The first piece I'd like to share is an insert of a beat into scene 1 of Act 2. The goal was to provide a greater insight into Eliza's mindset in this introduction to the Professor's world. The challenge was to make the insert appear seamless, blending with Shaw's text and not drawing attention to the new material.
To that end, I've included a bit of the lead in and followup that originated in Shaw's text, along with the new insert.
MRS. PEARCE [patiently] I think you'd better let me speak to the girl properly in private. I don't know that I can take charge of her or consent to the arrangement at all. Of course I know you don't mean her any harm; but when you get what you call interested in people's accents, you never think or care what may happen to them or you. Come with me, Eliza.
HIGGINS. That's all right. Thank you, Mrs. Pearce. Bundle her off to the bath-room.
LIZA [rising reluctantly and suspiciously] You're a great bully, you are. I won't stay here if I don't like.

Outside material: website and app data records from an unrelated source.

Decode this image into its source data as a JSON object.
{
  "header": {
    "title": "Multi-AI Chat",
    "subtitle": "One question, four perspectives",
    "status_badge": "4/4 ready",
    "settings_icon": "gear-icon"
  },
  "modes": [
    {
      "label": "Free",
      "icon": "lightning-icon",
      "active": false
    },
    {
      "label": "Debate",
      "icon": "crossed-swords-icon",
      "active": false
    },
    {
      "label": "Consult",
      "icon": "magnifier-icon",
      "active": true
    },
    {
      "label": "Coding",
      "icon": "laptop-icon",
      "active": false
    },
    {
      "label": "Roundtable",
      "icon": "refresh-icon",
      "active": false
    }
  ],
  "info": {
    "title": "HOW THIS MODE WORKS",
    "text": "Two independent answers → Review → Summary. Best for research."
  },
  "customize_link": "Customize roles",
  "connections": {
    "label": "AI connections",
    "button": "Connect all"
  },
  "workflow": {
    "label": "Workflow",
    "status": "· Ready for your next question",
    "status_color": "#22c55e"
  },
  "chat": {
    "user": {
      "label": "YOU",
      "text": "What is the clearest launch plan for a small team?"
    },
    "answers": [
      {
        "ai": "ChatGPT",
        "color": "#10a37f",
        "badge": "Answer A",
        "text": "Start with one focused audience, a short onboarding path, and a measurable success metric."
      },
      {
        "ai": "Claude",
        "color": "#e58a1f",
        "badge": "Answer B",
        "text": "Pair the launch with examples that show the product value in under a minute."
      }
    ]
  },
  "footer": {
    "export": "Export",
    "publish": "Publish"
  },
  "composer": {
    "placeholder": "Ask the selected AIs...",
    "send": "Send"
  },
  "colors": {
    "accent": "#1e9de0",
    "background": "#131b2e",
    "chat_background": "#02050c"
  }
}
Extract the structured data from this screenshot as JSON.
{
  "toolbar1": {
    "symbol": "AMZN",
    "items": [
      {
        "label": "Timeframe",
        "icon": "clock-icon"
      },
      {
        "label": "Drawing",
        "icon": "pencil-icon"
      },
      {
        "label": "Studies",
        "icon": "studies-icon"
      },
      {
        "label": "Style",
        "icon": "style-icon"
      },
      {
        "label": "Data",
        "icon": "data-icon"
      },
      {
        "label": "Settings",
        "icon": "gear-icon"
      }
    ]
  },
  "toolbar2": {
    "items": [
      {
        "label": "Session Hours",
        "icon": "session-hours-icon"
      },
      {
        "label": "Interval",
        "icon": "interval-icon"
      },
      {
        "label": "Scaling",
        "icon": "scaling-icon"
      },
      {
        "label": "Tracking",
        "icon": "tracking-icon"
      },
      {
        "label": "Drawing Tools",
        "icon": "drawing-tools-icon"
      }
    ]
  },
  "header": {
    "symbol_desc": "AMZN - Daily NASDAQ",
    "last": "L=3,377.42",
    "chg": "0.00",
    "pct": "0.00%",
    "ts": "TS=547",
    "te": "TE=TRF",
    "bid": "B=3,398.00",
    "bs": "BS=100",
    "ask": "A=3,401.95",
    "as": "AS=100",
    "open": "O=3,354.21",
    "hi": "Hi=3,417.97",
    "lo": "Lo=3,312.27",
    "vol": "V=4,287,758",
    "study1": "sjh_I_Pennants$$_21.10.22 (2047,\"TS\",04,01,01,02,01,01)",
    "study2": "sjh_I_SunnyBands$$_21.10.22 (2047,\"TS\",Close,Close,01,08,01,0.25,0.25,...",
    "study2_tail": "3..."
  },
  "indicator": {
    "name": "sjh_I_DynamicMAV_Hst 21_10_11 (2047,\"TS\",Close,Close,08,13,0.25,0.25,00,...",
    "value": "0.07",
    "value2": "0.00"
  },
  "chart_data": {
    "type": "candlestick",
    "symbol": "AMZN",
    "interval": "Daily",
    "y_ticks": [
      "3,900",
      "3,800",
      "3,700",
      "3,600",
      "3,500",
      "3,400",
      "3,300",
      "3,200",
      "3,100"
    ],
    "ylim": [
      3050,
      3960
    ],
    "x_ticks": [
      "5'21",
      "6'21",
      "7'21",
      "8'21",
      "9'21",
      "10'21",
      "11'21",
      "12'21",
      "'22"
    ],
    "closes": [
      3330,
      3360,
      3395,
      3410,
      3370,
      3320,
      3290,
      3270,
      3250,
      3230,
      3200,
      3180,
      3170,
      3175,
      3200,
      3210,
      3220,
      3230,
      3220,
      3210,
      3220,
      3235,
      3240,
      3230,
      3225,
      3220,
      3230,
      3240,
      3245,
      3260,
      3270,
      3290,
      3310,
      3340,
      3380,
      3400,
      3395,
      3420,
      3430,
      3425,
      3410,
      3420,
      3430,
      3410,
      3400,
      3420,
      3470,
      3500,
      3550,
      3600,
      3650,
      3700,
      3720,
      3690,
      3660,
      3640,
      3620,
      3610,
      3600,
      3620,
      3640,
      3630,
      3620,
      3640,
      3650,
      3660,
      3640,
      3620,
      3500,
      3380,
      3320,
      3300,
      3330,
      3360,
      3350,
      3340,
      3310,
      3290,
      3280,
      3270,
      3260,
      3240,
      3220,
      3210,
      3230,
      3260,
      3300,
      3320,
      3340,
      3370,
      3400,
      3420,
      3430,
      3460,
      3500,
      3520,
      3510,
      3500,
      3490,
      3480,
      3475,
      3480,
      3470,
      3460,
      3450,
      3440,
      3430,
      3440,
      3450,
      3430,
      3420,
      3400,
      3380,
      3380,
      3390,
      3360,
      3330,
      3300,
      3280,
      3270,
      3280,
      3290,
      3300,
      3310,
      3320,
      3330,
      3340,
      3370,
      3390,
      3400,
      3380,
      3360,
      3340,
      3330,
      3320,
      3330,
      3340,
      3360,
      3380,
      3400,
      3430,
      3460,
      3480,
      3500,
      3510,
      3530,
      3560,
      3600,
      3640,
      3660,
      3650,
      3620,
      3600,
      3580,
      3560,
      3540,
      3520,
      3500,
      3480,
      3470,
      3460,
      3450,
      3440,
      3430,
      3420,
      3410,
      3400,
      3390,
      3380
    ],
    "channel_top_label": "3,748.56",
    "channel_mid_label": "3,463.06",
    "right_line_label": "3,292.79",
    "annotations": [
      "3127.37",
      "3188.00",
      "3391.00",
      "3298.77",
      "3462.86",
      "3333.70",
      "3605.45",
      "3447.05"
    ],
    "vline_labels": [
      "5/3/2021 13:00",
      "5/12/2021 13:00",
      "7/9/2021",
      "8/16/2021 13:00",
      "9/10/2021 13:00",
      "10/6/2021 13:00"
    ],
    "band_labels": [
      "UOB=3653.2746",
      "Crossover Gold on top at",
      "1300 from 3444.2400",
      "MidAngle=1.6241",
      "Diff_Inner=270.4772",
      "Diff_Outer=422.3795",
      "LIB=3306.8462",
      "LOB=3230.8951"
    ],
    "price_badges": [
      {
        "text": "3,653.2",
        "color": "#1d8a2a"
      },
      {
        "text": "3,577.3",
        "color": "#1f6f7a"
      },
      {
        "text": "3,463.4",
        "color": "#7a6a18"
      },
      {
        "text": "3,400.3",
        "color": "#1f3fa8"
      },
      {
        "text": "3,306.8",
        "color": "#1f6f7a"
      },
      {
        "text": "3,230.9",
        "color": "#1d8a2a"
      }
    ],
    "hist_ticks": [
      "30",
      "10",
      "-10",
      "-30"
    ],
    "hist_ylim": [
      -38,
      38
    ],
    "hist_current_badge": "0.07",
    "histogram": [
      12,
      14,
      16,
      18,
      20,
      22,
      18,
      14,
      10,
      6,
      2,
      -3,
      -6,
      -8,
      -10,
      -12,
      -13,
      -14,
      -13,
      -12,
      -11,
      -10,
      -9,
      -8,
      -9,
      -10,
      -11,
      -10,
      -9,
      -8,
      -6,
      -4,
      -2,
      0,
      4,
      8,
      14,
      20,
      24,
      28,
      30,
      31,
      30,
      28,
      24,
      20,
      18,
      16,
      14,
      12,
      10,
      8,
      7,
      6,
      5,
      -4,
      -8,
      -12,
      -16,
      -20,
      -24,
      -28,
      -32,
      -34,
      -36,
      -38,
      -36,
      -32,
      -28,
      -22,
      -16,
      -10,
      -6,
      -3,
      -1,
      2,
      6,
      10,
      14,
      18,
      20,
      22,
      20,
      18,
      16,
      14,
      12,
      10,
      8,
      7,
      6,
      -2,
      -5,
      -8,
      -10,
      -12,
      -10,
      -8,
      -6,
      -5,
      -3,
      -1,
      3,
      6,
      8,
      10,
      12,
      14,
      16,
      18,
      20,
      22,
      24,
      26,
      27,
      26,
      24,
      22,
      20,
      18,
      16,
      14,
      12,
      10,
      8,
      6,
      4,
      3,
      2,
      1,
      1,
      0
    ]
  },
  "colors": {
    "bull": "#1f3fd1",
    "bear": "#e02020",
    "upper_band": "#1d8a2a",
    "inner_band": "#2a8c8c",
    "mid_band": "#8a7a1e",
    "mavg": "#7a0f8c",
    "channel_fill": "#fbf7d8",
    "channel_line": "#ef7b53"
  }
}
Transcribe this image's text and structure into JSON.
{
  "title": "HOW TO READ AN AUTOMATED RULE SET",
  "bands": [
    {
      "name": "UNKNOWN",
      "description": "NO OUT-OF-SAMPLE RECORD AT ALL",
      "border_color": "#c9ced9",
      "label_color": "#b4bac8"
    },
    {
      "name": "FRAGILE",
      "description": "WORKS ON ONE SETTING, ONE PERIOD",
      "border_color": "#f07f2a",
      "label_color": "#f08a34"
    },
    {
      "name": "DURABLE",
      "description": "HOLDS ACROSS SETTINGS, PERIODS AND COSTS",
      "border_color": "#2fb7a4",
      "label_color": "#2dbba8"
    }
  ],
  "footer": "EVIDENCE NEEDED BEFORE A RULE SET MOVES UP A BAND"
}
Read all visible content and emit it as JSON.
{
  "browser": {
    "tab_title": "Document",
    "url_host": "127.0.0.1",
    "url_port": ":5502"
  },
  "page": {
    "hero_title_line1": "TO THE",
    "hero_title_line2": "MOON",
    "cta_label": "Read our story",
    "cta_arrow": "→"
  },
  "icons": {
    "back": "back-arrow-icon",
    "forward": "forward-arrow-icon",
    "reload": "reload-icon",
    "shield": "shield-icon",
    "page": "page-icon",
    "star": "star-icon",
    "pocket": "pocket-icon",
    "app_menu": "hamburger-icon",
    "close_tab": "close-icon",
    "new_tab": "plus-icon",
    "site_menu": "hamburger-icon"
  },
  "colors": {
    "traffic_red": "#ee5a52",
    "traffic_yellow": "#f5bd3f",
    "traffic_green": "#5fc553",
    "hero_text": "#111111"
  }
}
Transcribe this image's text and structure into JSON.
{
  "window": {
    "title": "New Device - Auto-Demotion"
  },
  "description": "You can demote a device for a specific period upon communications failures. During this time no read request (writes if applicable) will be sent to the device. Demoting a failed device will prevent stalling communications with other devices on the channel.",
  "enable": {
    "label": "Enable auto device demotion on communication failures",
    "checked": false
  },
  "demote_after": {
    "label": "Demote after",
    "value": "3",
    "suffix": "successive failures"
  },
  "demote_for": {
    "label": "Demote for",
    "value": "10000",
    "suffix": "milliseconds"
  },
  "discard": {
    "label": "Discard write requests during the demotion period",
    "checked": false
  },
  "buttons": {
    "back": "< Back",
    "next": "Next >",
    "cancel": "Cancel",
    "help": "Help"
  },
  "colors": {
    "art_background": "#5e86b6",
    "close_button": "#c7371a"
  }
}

I won't let nobody wallop me. I never asked to go to Bucknam Palace, I didn't. I was never in trouble with the police, not me.
MRS. PEARCE. Don't answer back, girl. You don't understand the gentleman. Come with me. [She leads the way to the door, and holds it open for Eliza].
LIZA [as she goes out] Well, what I say is right. I won't go near the king, not if I'm going to have my head cut off. If I'd known what I was letting myself in for, I wouldn't have come here. I always been a good girl; and I never offered to say a word to him; and I don't owe him nothing; and I don't care; and I won't be put upon; and I have my feelings the same as anyone else—
[Mrs. Pearce and Eliza exit into the hallway. Pickering comes from the hearth to the chair and sits astride it with his arms on the back. Main action and focus will be on Mrs. Pearce and Eliza, with dialogue below.]
MRS. PEARCE. This way girl. Keep up. And do stop fidgeting.
MRS. PEARCE. [Slightly exasperated] My name is Mrs. Pearce. You can address me as such.
LIZA. Yes’em. Mrs. Pearce, can I ask you a question?
MRS. PEARCE. Yes….
LIZA. What kind of man is the professor?
MRS. PEARCE. What?
LIZA. You called him wicked. Is he?
MRS. PEARCE. The professor is a gentleman, I can assure you that. I know not what he intends for your future, but you can be assured that no harm will come to you in this house, under my watch.
LIZA. And Colonel Pickering?
MRS. PEARCE. I do not know the Colonel well, but from what I can observe, he appears the perfect gentleman.
LIZA. And how does the professor treat you?
MRS. PEARCE. Dear girl, the professor gives me no more regard than the phonograph in his study. So long as I function properly and keep the house in order, we get along fine.
MRS. PEARCE. It would serve you well to remember that. And if you have any issues, bring them to me first. Are we clear?
MRS. PEARCE. Good. Come now. You best not go back into that study until you are spotless.
[Focus shifts back to Higgins and Pickering in the study, as Mrs. Pearce ushers Eliza offstage.]
PICKERING. Excuse the straight question, Higgins. Are you a man of good character where women are concerned?
HIGGINS [moodily] Have you ever met a man of good character where women are concerned?
PICKERING. Yes: very frequently.
HIGGINS [dogmatically, lifting himself on his hands to the level of the piano, and sitting on it with a bounce] Well, I haven't. I find that the moment I let a woman make friends with me, she becomes jealous, exacting, suspicious, and a damned nuisance. [He sits down on the bench at the keyboard]. So here I am, a confirmed old bachelor, and likely to remain so.
PICKERING [rising and standing over him gravely] Come, Higgins! You know what I mean. If I'm to be in this business I shall feel responsible for that girl. I hope it's understood that no advantage is to be taken of her position.
Tomorrow, I plan to share my favorite scene and addition to the text.
* Thou Fair Eliza, (c) Keeler, 2018.